A recipe for disaster
Or the secret ingredient behind every bad performance
Cooking with the Calamari Sisters
Created by Jay Falzone, Dan Lavender, and Stephen Smith
April 12 – May 20
I really wanted to like Cooking with the Calamari Sisters. As a huge fan of musicals in general, I came in with high expectations for this production. Thus, I took an Uber ride all the way to Arlington to see if I could be impressed like I have been for the other theatrical productions in Boston. However, I quickly found out that the production ruined any hopes that I had.
A story about two sisters on the last episode of their television show, Cooking with the Calamari Sisters, aspired to be a humorous foray into Italian life. What it does, instead, is fall flat on its face on multiple levels. The main characters, Delphine and Carmela Calamari are caricatures of the stereotypical Italian women. They riff about each other’s weights and about the complicated family history that they share. While I understand that their portrayals are meant to be self-deprecating, I felt completely unamused by the acting going on in the production. It felt clichéd, relying on these straw men of actual people to relay its humour.
Most importantly, the leading roles are confusingly played by two male actors. It makes no sense to be adding this extra layer of so-called “physical comedy” to the production. Both the Calamari sisters are frustrating in their own ways, and I constantly found myself cringing from their performance. It was as though I was back home, watching old Vietnamese television shows and their antiquated portrayals of gender. That is to say, I found no entertainment in the handling of the characters nor in the over-exaggeration wrought upon us by the actors.

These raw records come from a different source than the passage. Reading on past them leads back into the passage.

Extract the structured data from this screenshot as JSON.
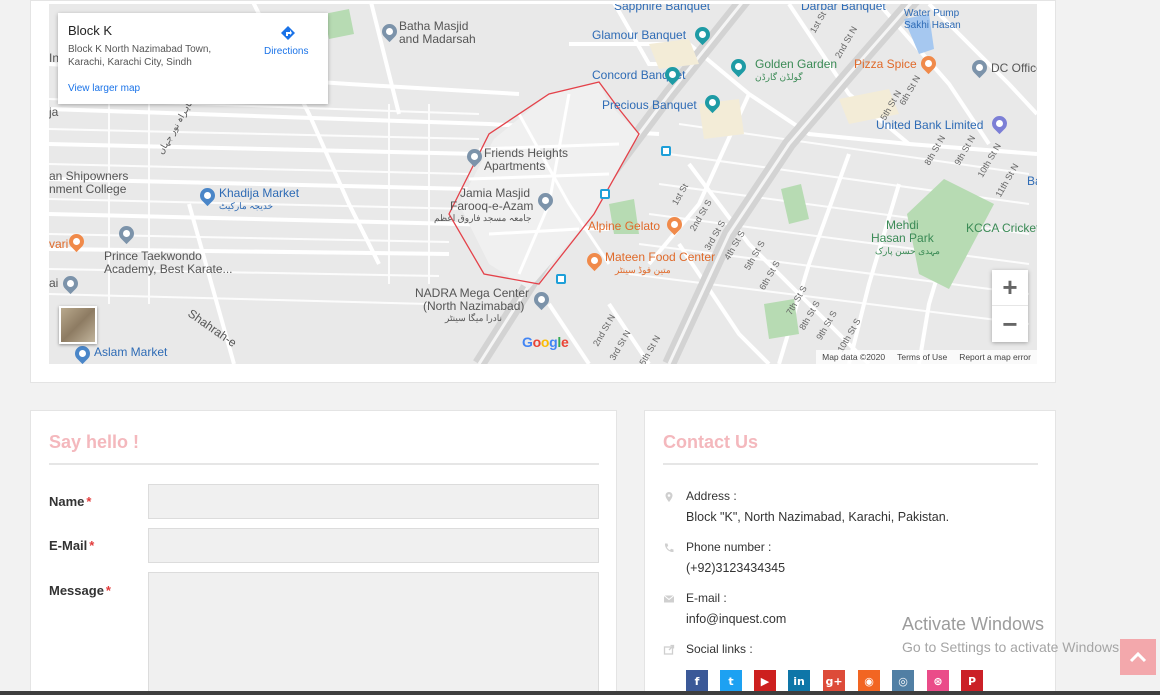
{
  "map": {
    "info": {
      "title": "Block K",
      "address": "Block K North Nazimabad Town, Karachi, Karachi City, Sindh",
      "directions": "Directions",
      "larger_map": "View larger map"
    },
    "places": [
      "Batha Masjid",
      "and Madarsah",
      "Glamour Banquet",
      "Golden Garden",
      "گولڈن گارڈن",
      "Pizza Spice",
      "DC Office",
      "Concord Banquet",
      "Precious Banquet",
      "United Bank Limited",
      "Friends Heights",
      "Apartments",
      "Khadija Market",
      "خدیجہ مارکیٹ",
      "an Shipowners",
      "nment College",
      "Jamia Masjid",
      "Farooq-e-Azam",
      "جامعہ مسجد فاروق اعظم",
      "Alpine Gelato",
      "Mehdi",
      "Hasan Park",
      "مہدی حسن پارک",
      "KCCA Cricket",
      "Prince Taekwondo",
      "Academy, Best Karate...",
      "Mateen Food Center",
      "متین فوڈ سینٹر",
      "NADRA Mega Center",
      "(North Nazimabad)",
      "نادرا میگا سینٹر",
      "Aslam Market",
      "Sapphire Banquet",
      "Darbar Banquet",
      "Water Pump",
      "Sakhi Hasan",
      "Shahrah-e",
      "شاہراہ نور جہاں",
      "vari",
      "Ba",
      "In",
      "ja",
      "ai"
    ],
    "streets": [
      "1st St",
      "2nd St N",
      "5th St N",
      "6th St N",
      "8th St N",
      "9th St N",
      "10th St N",
      "11th St N",
      "1st St",
      "2nd St S",
      "3rd St S",
      "4th St S",
      "5th St S",
      "6th St S",
      "7th St S",
      "8th St S",
      "9th St S",
      "10th St S",
      "2nd St N",
      "3rd St N",
      "5th St N"
    ],
    "zoom_in": "+",
    "zoom_out": "−",
    "google": "Google",
    "attribution": {
      "data": "Map data ©2020",
      "terms": "Terms of Use",
      "report": "Report a map error"
    }
  },
  "form": {
    "title": "Say hello !",
    "fields": [
      {
        "label": "Name",
        "required": "*"
      },
      {
        "label": "E-Mail",
        "required": "*"
      },
      {
        "label": "Message",
        "required": "*"
      }
    ]
  },
  "contact": {
    "title": "Contact Us",
    "address_label": "Address :",
    "address": "Block \"K\", North Nazimabad, Karachi, Pakistan.",
    "phone_label": "Phone number :",
    "phone": "(+92)3123434345",
    "email_label": "E-mail :",
    "email": "info@inquest.com",
    "social_label": "Social links :",
    "social": [
      {
        "name": "facebook",
        "glyph": "f",
        "color": "#3b5998"
      },
      {
        "name": "twitter",
        "glyph": "t",
        "color": "#1da1f2"
      },
      {
        "name": "youtube",
        "glyph": "▶",
        "color": "#cd201f"
      },
      {
        "name": "linkedin",
        "glyph": "in",
        "color": "#0e76a8"
      },
      {
        "name": "google-plus",
        "glyph": "g+",
        "color": "#dd4b39"
      },
      {
        "name": "rss",
        "glyph": "◉",
        "color": "#f26522"
      },
      {
        "name": "instagram",
        "glyph": "◎",
        "color": "#517fa4"
      },
      {
        "name": "dribbble",
        "glyph": "⊛",
        "color": "#ea4c89"
      },
      {
        "name": "pinterest",
        "glyph": "P",
        "color": "#cb2027"
      }
    ]
  },
  "watermark": {
    "line1": "Activate Windows",
    "line2": "Go to Settings to activate Windows."
  },
  "colors": {
    "accent": "#f4b8bd",
    "required": "#e23b3b"
  }
}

Furthermore, the jokes that were told during the play were awkward at best and irritating at worst. They were unoriginal, seeming to originate from some corner of the broadcast universe. To make matters worse, they constantly played off the idea that these women were Italian and therefore they must be hilarious. While the audience around me cackled over the crass humour intoxicating the room, I tried my best to salvage their trainwreck of a comedy routine in my head to tide me over until intermission.
Nothing appeared to save this production from the faults of its acting, staging, and set design. Multiple times did I find myself recoil from the impossibly cringe-worthy performance that rooted itself on stage. And while this production marketed itself as a musical, I rarely found any signs of inspiring musical numbers. If anything, they felt like an imitation of a threepenny Off Broadway show. The only thing that could possibly redeem it was the gaudiness of the stage itself or maybe the dance routines that attempted to vainly inject substance into this mess. In the end, neither route worked. Cluttered and claustrophobic yet without any significant meaning, the stage was a labor to look at. Coming in for the horrific tag team, the dance routines were senseless smoke and mirrors to try and distract you from the void that wanted to burst from the seams.
To put it shortly, this production is not worth your time nor the effort to travel all the way to Arlington. Spend your time watching other performances with more substance underneath them rather than this gasping amalgamation of shameless theatrical tropes.